▸ WHAT IS BEING ASKED
What is the number of lines in the entries that contain "MathType"? Reply with that number only.

▸ DATASET

--- START ---

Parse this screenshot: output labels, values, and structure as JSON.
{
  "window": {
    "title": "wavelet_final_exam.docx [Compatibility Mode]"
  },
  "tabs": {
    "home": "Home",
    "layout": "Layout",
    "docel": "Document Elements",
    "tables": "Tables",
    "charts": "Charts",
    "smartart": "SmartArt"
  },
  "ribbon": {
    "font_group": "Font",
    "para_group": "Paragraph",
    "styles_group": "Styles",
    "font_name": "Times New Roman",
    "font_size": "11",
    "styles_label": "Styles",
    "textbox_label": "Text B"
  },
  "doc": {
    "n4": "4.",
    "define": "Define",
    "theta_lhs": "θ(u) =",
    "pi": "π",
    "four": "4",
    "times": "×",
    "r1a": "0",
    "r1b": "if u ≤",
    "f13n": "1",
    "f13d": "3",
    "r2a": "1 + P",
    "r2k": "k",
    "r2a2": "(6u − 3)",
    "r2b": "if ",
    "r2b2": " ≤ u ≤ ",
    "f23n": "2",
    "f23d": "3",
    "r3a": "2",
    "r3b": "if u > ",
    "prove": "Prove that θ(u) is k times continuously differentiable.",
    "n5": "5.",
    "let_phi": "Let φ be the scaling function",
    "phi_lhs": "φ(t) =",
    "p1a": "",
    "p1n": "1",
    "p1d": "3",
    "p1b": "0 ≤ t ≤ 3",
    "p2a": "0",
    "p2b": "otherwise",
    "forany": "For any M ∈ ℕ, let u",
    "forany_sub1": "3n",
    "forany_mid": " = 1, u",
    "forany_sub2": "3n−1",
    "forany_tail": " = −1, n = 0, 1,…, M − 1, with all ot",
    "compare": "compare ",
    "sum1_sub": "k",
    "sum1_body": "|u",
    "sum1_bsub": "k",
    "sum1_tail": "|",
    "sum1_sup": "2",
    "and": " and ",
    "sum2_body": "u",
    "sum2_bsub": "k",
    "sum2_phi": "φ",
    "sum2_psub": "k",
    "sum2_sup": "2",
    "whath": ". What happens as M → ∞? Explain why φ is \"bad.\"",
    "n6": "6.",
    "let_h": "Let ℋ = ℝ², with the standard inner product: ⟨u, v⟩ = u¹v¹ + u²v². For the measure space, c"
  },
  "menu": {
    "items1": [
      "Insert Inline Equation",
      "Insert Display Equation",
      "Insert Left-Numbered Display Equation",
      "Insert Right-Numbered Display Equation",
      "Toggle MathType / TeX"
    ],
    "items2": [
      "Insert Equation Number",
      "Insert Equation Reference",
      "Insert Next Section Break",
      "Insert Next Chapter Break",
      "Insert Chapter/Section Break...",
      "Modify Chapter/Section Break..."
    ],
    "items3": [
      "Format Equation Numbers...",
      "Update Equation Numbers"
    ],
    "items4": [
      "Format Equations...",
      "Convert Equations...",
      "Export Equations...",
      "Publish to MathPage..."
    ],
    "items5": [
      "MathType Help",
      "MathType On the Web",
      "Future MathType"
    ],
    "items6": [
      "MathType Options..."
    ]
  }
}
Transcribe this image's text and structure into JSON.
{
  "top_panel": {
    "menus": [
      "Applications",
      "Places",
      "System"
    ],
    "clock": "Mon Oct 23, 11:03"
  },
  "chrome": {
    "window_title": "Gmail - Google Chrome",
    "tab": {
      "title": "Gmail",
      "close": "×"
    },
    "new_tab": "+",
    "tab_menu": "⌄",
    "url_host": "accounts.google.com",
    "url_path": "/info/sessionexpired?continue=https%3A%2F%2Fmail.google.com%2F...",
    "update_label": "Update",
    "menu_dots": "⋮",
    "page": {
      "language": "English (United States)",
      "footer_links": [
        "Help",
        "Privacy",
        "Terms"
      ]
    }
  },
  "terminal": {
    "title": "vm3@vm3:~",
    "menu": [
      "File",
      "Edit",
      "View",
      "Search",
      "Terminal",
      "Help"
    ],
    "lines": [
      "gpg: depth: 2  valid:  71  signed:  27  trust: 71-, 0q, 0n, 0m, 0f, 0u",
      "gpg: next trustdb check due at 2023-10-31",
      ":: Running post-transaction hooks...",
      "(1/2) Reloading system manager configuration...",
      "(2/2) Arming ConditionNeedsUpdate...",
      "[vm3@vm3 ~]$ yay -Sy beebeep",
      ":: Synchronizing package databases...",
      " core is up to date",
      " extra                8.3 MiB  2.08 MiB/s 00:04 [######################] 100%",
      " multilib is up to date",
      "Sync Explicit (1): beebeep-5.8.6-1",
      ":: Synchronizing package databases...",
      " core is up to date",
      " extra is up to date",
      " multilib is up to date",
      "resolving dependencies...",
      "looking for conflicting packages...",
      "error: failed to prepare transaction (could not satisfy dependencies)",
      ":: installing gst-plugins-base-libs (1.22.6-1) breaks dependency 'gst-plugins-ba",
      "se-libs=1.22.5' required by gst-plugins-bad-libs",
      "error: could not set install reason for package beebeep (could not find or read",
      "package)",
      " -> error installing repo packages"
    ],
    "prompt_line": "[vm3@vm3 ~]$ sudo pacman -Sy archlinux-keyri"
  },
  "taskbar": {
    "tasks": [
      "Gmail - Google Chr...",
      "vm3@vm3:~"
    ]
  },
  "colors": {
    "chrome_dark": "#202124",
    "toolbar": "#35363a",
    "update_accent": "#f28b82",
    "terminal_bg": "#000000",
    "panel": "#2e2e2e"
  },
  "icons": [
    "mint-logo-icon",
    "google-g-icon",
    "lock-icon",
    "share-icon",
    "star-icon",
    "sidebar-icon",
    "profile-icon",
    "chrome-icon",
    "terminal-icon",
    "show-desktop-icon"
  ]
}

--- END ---

▸ RESPONSE TO THIS EXERCISE
5